The following is a blog post by Rinkujutsu documenting the differences they found between Worbla’s Finest and the new Worbla’s Black Art.
Worbla’s Finest Art Vs. Worbla’s Black Art by Rinkujutsu
Project example: Edward Elric’s northern automail from Fullmetal Alchemist
Today I’ll be comparing Worbla’s Finest Art to the new Worbla’s Black Art! This isn’t a tutorial, but is
just an overview of the differences and pros/cons of the two materials. I will abbreviate Worbla’s
Finest Art and Worbla’s Black Art as WFA and WBA throughout this comparison.
As you can see in the photo, the first noticable difference is the color! WFA is beige/yellow, and WBA
is a spooky black. Overall, the materials work almost identically.
It appears that the two materials heat up at roughly the same rate. However, WBA seems to stay softer
longer, so it has a lengthier working time than WFA. WBA is slightly more difficult and more
temperamental to work with than WFA. The difference is so slight that it does not affect the ease of use
that both WBA and WFA have.
WBA is not as sticky as WFA. It does stick to itself quite well, but it takes a little more effort and
coaxing to make it stick as well as WFA. On the one hand, this is nice because it is harder to have an
accidental fusing of pieces out of place. On the other hand, the bond of two pieces of WBA seems a bit
weaker than that of WFA. However, it is plenty strong enough, and there is not any concern for
Also, WBA does not readily stick to craft foam like WFA, making the “folding over the edges” method
a little trickier. I noticed that, since it does not stick to the craft foam, it was better to emboss any
detailing before folding the edges to the back. This does not affect the “sandwich” method.
WBA sculpts excellently and takes fine detail better than WFA because WBA is smoother. The lack of
stickiness in WBA does not affect its ability to blend and sculpt together.
WBA takes complex curves as well as WFA does. However, I noticed that WBA lacks a bit of the
elasticity and stretchiness of WFA, causing the structure of the material to pull apart more easily when
stretched too far.
The variation in durability is very slight. WBA seems just a shade more flexible and weak than WFA,

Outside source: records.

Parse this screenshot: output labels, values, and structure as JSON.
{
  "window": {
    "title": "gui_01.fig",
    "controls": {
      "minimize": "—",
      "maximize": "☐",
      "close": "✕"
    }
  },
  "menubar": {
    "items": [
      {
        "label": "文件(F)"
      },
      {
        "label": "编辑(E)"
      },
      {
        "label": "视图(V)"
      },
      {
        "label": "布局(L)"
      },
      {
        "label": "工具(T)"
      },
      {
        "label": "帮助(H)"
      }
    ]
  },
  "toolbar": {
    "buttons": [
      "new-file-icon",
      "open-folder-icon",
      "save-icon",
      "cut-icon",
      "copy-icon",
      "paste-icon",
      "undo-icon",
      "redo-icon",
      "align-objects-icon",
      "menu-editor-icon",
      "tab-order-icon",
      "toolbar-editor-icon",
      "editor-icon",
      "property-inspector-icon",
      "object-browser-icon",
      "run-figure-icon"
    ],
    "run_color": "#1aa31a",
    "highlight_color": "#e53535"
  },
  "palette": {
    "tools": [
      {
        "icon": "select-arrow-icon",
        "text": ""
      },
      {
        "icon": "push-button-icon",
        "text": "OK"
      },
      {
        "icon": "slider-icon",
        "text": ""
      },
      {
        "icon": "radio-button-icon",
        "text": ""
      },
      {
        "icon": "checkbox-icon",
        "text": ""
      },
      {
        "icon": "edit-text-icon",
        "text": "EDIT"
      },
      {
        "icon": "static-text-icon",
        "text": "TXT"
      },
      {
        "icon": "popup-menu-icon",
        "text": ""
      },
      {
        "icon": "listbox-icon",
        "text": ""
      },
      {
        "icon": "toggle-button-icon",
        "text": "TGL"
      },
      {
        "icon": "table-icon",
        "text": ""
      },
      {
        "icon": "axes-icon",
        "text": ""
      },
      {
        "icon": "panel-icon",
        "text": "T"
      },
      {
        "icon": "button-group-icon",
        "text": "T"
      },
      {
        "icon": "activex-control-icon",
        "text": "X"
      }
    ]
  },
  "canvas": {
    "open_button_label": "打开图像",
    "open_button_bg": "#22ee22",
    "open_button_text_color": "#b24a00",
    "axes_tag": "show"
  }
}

but there is not enough of a difference to cause concern.
WBA also has a trait that WFA lacks; WBA has a slight spring back or “memory” when it is reheated
after shaping small sections for the first time. This is not a large problem by any means, but it can be a
bit annoying when sculpting and reheating small details.
WBA also works well when used alongside WFA. Each material can stick to the other as well as it can
stick to itself. Details sculpted with WFA can be applied on top of WBA, and vice versa. Scraps of
both WBA and WFA can even be blended together successfully, though in general I would prefer to
keep the two separate.
WBA is definitely smoother than WFA. The biggest thing that people should know, however, is that
WBA is not perfectly smooth. WBA is roughly twice as smooth as WFA. If I could draw a
comparison, I would say that WFA is like 120 grit sandpaper, whereas WBA is more like 220 grit
sandpaper. WBA still needs primers and preparation to yield a smooth finish. However, this
preparation time is cut in half at least, and WBA requires only about half as many coats of primer or
wood glue than WFA.
Note: The round domed pieces of Worbla in the paint samples picture were stretched as far as they
could go without breaking, so that they were as rough as the material could possibly be. In most
circumstances, you would probably need less coats than what I used. WFA needs up to 15 coats of
gesso to get perfectly smooth (I didn’t have the time to do a sample of this), but I think that WBA
would only need maybe a coat or two more of gesso than what I did for the photo. The gesso samples
look rougher in the photo than they do in real life.
I hope this comparison was helpful! Go out and try the materials and see what you think of them! Feel
free to ask any question. Expect to see more Worbla tutorials from me in the future! For now, here are
some progress photos of what I was working on for this: